According to D’Aguilar, “the Airport Authority is purchasing about 2,500 acres of land, an 11,000-foot runway, that was recently resurfaced, taxiways, ramps, etcetera, all for under $1 million”.
So, already, we’re looking at over $2 million dollars – $1 million to pay off staff and $1 million to buy the property. Then, according to the Minister, the government will spend about $1.5 million on repairs. That brings the total thus far to about $3.5 million.
And yet, there’s more.
D’ Aguilar estimates that it will cost between $40 – $50 million to rebuild the airport. In all, it could cost the government over $50 million dollars to buy, pay off staff and rebuild the airport.
Probably it’s a good thing that Hutchison is only charging them One Dollar.
After months of negotiations between the Government, the Grand Bahama Port Authority and Hutchison Whampoa, this is the deal the government came out with. For months, they were haggling over trying to obtain ownership of the GB Airport.
The facility was decimated by Hurricane Dorian in 2019, leaving national terminal flattened and the international terminal severely damaged. According to the government, Hutchison made it clear from the outset, that they had no interest in trying to repair the airport.
Minister of State for Grand Bahama, Kwasi Thompson told the media on a number of occasions, Hutchison’s stance. Even Aviation Minister repeated the now famous remarks, allegedly made by the giant Chinese Conglomerate.
Having already bought the Grand Lucayan and knowing that filling hotel beds will rely heavily on significant airlift, the government began negotiating with the principal owners to take over control of the GB airport.
It was a former GBPA Attorney, Carey Leonard, who strongly advised the government to “not get suckered” into just buying the loss-making Grand Bahama International Airport from Hutchison, but to try and secure a package deal that included both the airport and the Freeport Harbor Company.
He said that the package deal would have provided sufficient earnings to avoid having to turn to the taxpayer for further multi-million-dollar subsidies.

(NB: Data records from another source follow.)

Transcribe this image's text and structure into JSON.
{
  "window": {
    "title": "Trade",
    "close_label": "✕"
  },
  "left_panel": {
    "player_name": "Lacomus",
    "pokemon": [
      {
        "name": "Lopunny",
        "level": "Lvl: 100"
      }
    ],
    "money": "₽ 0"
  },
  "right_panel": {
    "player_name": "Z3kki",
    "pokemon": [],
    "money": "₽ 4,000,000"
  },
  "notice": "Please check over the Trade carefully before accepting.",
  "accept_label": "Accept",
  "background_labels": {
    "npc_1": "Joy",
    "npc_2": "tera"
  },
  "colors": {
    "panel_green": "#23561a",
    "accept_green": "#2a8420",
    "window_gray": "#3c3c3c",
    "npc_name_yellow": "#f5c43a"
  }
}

“Government should, in its own mind, decide how quickly they are going to do this, because if they negotiate with Hutchison, Hutchison will negotiate them to death and try and hold you to ransom,” Leonard said back in November of 2019.
“I encourage the government do a compulsory acquisition and then argue over the value, if you must, in court. Deal with that afterwards. Just get the thing out of the hands of the current operator.”

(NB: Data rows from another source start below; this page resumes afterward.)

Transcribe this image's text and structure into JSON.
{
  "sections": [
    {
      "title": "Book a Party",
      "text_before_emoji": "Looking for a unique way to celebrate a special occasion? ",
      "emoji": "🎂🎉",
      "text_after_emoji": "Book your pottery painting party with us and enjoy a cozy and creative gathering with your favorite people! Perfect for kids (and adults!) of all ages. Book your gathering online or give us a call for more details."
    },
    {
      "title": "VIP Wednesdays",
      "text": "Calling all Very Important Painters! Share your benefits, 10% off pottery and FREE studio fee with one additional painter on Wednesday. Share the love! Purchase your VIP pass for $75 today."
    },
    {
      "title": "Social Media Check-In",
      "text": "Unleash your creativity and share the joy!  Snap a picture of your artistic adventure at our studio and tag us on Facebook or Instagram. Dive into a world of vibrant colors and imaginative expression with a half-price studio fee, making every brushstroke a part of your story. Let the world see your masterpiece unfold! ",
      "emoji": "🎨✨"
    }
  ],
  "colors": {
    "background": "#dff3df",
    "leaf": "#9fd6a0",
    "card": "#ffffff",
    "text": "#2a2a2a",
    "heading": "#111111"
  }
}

And the government found out the hard way, on more than one occasion, just how Hutchison negotiates. Yet, they find themselves in the same position yet again.
Leonard’s suggestions went unheeded and the government pursued acquisition of just the Grand Bahama International Airport and now, it looks like they will have to pay a heavy price for it.
During his contribution to the debate, Minister Michael Pintard said that the airport at GB has been through much and has seen much devastation over the years. He added that the hard-economic situation in Grand Bahama and throughout the Bahamas, because of Covid-19, demands that something be done to try and bring back airlift to the island.
In her contribution to the debate, Pakesia Parker-Edgecombe, said that whatever the government does, is always done for the good of the people.
Hutchison is singing the same song, as they laugh all the way to the bank.
Minister D’Aguilar said that he expects the purchase to be completed “very shortly”, noting that once the sale is finalized, the asset will be transferred to the Airport Authority, which will create a special purpose vehicle to operate and redevelop the airport.
The government is hoping to rebuild the airport in Grand Bahama, as well as other airports throughout the Family Islands, through public/private partnerships. That may be the only saving grace for the government, in terms of saving some costs during the rebuild.
One good thing that could come out of the government acquiring the GB airport is that fees at the airport should be lower, which in turn should make ticket prices for Grand Bahamians much cheaper. Lower fees could mean more airlift and a boost to the Grand Bahamian economy.
However, the final overall cost to rebuild the Grand Bahama Airport is still uncertain and probably will not be known for a long time to come.